• [Task description] Could you write out the records below exactly, without omitting a line?

[Stored records]
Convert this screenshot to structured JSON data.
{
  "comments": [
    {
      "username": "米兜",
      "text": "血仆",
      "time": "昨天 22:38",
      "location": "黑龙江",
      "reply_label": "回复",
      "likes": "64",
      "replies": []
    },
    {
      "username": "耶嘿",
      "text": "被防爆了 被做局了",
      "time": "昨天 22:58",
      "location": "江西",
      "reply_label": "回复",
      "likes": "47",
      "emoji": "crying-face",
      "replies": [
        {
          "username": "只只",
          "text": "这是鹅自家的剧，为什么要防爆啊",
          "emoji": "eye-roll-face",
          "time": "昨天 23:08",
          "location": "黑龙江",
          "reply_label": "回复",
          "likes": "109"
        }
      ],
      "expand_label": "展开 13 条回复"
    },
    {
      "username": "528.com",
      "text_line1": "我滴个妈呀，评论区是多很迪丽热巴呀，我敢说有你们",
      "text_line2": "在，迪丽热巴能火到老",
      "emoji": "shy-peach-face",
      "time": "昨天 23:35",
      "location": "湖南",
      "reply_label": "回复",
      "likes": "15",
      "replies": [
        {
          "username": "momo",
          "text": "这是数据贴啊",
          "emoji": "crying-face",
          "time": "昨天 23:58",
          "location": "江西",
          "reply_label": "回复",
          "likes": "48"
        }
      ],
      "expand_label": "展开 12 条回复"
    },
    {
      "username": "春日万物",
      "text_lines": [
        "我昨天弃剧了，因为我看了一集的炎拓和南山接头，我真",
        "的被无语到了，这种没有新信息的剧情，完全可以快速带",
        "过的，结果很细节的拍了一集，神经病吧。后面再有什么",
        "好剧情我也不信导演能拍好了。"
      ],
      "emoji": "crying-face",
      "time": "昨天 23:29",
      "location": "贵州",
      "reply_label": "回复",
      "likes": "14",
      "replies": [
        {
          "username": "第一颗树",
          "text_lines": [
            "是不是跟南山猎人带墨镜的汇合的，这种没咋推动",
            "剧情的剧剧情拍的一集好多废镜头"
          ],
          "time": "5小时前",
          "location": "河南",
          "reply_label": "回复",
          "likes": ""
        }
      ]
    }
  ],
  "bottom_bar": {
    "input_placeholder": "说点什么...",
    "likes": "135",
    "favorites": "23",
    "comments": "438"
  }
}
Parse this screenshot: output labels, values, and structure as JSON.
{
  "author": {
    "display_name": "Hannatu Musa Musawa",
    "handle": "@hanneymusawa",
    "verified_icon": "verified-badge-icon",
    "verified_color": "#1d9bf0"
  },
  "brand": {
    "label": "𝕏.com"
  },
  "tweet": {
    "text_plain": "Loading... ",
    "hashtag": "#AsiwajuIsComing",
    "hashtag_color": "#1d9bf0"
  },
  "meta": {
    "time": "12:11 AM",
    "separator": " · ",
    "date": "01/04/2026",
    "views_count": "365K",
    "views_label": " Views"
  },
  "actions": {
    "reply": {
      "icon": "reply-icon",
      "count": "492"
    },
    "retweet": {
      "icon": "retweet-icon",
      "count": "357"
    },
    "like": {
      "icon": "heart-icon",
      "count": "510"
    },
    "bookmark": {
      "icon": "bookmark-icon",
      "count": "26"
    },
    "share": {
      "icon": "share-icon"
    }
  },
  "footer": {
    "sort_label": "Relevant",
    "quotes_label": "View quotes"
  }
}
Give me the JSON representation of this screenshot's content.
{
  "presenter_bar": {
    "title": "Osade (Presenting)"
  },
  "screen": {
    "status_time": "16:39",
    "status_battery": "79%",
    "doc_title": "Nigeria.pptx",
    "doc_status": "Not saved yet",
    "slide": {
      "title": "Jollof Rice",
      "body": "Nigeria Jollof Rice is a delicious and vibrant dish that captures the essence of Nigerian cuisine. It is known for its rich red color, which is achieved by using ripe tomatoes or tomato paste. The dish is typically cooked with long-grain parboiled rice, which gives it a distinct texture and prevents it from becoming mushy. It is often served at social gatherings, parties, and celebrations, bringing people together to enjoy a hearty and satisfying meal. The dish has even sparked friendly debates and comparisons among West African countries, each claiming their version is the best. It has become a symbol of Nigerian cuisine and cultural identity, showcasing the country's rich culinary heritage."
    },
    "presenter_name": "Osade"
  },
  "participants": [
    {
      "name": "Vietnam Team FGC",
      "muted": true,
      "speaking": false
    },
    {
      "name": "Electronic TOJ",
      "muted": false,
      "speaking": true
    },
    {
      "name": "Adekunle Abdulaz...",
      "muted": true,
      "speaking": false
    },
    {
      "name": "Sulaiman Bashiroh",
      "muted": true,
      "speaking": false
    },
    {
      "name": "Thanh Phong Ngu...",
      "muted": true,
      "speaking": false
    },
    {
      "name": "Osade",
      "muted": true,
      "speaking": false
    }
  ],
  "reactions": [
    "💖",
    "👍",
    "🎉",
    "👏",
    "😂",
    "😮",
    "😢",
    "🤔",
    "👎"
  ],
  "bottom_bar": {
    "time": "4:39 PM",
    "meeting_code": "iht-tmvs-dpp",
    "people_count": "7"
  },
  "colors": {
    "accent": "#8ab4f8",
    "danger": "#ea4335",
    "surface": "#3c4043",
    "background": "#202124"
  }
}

• [Expected output]
Convert this screenshot to structured JSON data.
{
  "comments": [
    {
      "username": "米兜",
      "text": "血仆",
      "time": "昨天 22:38",
      "location": "黑龙江",
      "reply_label": "回复",
      "likes": "64",
      "replies": []
    },
    {
      "username": "耶嘿",
      "text": "被防爆了 被做局了",
      "time": "昨天 22:58",
      "location": "江西",
      "reply_label": "回复",
      "likes": "47",
      "emoji": "crying-face",
      "replies": [
        {
          "username": "只只",
          "text": "这是鹅自家的剧，为什么要防爆啊",
          "emoji": "eye-roll-face",
          "time": "昨天 23:08",
          "location": "黑龙江",
          "reply_label": "回复",
          "likes": "109"
        }
      ],
      "expand_label": "展开 13 条回复"
    },
    {
      "username": "528.com",
      "text_line1": "我滴个妈呀，评论区是多很迪丽热巴呀，我敢说有你们",
      "text_line2": "在，迪丽热巴能火到老",
      "emoji": "shy-peach-face",
      "time": "昨天 23:35",
      "location": "湖南",
      "reply_label": "回复",
      "likes": "15",
      "replies": [
        {
          "username": "momo",
          "text": "这是数据贴啊",
          "emoji": "crying-face",
          "time": "昨天 23:58",
          "location": "江西",
          "reply_label": "回复",
          "likes": "48"
        }
      ],
      "expand_label": "展开 12 条回复"
    },
    {
      "username": "春日万物",
      "text_lines": [
        "我昨天弃剧了，因为我看了一集的炎拓和南山接头，我真",
        "的被无语到了，这种没有新信息的剧情，完全可以快速带",
        "过的，结果很细节的拍了一集，神经病吧。后面再有什么",
        "好剧情我也不信导演能拍好了。"
      ],
      "emoji": "crying-face",
      "time": "昨天 23:29",
      "location": "贵州",
      "reply_label": "回复",
      "likes": "14",
      "replies": [
        {
          "username": "第一颗树",
          "text_lines": [
            "是不是跟南山猎人带墨镜的汇合的，这种没咋推动",
            "剧情的剧剧情拍的一集好多废镜头"
          ],
          "time": "5小时前",
          "location": "河南",
          "reply_label": "回复",
          "likes": ""
        }
      ]
    }
  ],
  "bottom_bar": {
    "input_placeholder": "说点什么...",
    "likes": "135",
    "favorites": "23",
    "comments": "438"
  }
}
Parse this screenshot: output labels, values, and structure as JSON.
{
  "author": {
    "display_name": "Hannatu Musa Musawa",
    "handle": "@hanneymusawa",
    "verified_icon": "verified-badge-icon",
    "verified_color": "#1d9bf0"
  },
  "brand": {
    "label": "𝕏.com"
  },
  "tweet": {
    "text_plain": "Loading... ",
    "hashtag": "#AsiwajuIsComing",
    "hashtag_color": "#1d9bf0"
  },
  "meta": {
    "time": "12:11 AM",
    "separator": " · ",
    "date": "01/04/2026",
    "views_count": "365K",
    "views_label": " Views"
  },
  "actions": {
    "reply": {
      "icon": "reply-icon",
      "count": "492"
    },
    "retweet": {
      "icon": "retweet-icon",
      "count": "357"
    },
    "like": {
      "icon": "heart-icon",
      "count": "510"
    },
    "bookmark": {
      "icon": "bookmark-icon",
      "count": "26"
    },
    "share": {
      "icon": "share-icon"
    }
  },
  "footer": {
    "sort_label": "Relevant",
    "quotes_label": "View quotes"
  }
}
Give me the JSON representation of this screenshot's content.
{
  "presenter_bar": {
    "title": "Osade (Presenting)"
  },
  "screen": {
    "status_time": "16:39",
    "status_battery": "79%",
    "doc_title": "Nigeria.pptx",
    "doc_status": "Not saved yet",
    "slide": {
      "title": "Jollof Rice",
      "body": "Nigeria Jollof Rice is a delicious and vibrant dish that captures the essence of Nigerian cuisine. It is known for its rich red color, which is achieved by using ripe tomatoes or tomato paste. The dish is typically cooked with long-grain parboiled rice, which gives it a distinct texture and prevents it from becoming mushy. It is often served at social gatherings, parties, and celebrations, bringing people together to enjoy a hearty and satisfying meal. The dish has even sparked friendly debates and comparisons among West African countries, each claiming their version is the best. It has become a symbol of Nigerian cuisine and cultural identity, showcasing the country's rich culinary heritage."
    },
    "presenter_name": "Osade"
  },
  "participants": [
    {
      "name": "Vietnam Team FGC",
      "muted": true,
      "speaking": false
    },
    {
      "name": "Electronic TOJ",
      "muted": false,
      "speaking": true
    },
    {
      "name": "Adekunle Abdulaz...",
      "muted": true,
      "speaking": false
    },
    {
      "name": "Sulaiman Bashiroh",
      "muted": true,
      "speaking": false
    },
    {
      "name": "Thanh Phong Ngu...",
      "muted": true,
      "speaking": false
    },
    {
      "name": "Osade",
      "muted": true,
      "speaking": false
    }
  ],
  "reactions": [
    "💖",
    "👍",
    "🎉",
    "👏",
    "😂",
    "😮",
    "😢",
    "🤔",
    "👎"
  ],
  "bottom_bar": {
    "time": "4:39 PM",
    "meeting_code": "iht-tmvs-dpp",
    "people_count": "7"
  },
  "colors": {
    "accent": "#8ab4f8",
    "danger": "#ea4335",
    "surface": "#3c4043",
    "background": "#202124"
  }
}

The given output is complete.